to 49% of the total surface area.
Monocytes collected from male mice were injected into 3
female mice that served as controls. A second group of
three female mice also received IP cytokine injection
Twenty four hours later the animals were euthanized and
aorta obtained for the study.
Cytokine-treated mice showed 100% more recruitment
of monocytes in the aortic wall, compared to the control
There was no cytokine effect in the animals with >40%
of the aortic arch covered by lesions.
The data in the control animals showed that monocyte
recruitment continued even when 30% to 50% of the
aortic surface was covered by lesions, but the rate of
recruitment was slower than it was in the earlier
stages of the disease.
• Although very informative, all these
techniques are invasive and
therefore cannot be used sequentially
in the same experimental animal.
• Work from our group and other laboratories has
shown that the tracer Superparamagnetic Iron

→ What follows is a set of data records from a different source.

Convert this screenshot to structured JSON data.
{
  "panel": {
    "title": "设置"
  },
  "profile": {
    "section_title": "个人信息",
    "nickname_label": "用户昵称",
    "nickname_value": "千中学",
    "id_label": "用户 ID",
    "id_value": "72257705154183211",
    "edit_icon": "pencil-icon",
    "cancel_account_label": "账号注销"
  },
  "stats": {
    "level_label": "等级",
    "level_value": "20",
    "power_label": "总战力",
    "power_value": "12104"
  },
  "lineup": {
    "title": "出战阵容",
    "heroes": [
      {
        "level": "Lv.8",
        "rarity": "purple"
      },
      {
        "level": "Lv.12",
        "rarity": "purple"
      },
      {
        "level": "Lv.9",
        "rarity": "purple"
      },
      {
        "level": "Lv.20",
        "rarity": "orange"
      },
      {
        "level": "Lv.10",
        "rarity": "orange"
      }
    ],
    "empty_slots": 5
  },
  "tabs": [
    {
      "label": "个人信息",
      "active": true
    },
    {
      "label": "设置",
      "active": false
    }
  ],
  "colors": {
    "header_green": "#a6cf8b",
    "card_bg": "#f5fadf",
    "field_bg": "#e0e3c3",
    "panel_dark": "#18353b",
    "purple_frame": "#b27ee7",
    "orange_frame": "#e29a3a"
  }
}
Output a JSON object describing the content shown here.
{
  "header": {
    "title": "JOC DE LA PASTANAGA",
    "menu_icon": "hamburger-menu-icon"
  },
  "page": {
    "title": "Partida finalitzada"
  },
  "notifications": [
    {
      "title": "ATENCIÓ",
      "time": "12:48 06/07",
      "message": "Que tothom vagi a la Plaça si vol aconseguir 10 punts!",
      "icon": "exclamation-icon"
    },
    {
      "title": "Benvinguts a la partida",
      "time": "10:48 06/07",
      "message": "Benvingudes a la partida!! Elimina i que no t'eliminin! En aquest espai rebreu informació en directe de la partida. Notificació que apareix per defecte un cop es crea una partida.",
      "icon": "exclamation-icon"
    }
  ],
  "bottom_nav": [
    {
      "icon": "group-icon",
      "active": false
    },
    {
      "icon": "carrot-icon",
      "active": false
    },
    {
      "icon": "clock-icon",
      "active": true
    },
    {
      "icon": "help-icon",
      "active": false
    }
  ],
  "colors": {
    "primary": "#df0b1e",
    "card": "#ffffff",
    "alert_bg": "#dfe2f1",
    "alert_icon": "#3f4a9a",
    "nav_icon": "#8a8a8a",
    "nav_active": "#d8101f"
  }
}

Oxide (SPIO) administered intravenously 5 to 7
days before magnetic resonance imaging localizes
to aortic atherosclerotic plaques of apoE k/o mice
in addition to the reticuloendothelial system
• In the present study we assessed by histopathology
the effect of several cytokines on monocytes
homing into aortas of apoE k/o mice.
• Eleven apoE k/o retired breeders, 11-months old,
were divided in 2 groups. Six received TNF-α
0.2μg, IL-1β 0.2μg and IFNγ 100U/g
intraperitoneally, the latter for 5 days; the five
control received 0.5 mL saline containing 1%
BSA. Three hours later, all the animals were
injected with SPIO (Feridex) 1 mMol/kg of iron.
• Seven days later, the recipients were euthanized,
the heart and aorta perfused under physiologic
pressure and the entire aorta studied histologically.
ApoE K/O mice with SPIO but
H&E Iron Stain
APOE K/O Mice with SPIO and
H&E Iron Stain
Iron Deposition on the Edges of
H&E Iron Stain
Intramural Coronary Involvement
and Myocardial Injury
• Numerous iron particles are detected
subendothelially in the aorta specimens of
apoE k/o mice that received cytokines and
SPIO intravenously 7 days before sacrifice.
• Aortic iron particle levels are much lower in
mice not treated with cytokines.
• Since SPIO is a contrast agent used in
magnetic resonance imaging, this agent
offers great hope of studying monocyte
recruitment into the atherosclerotic plaque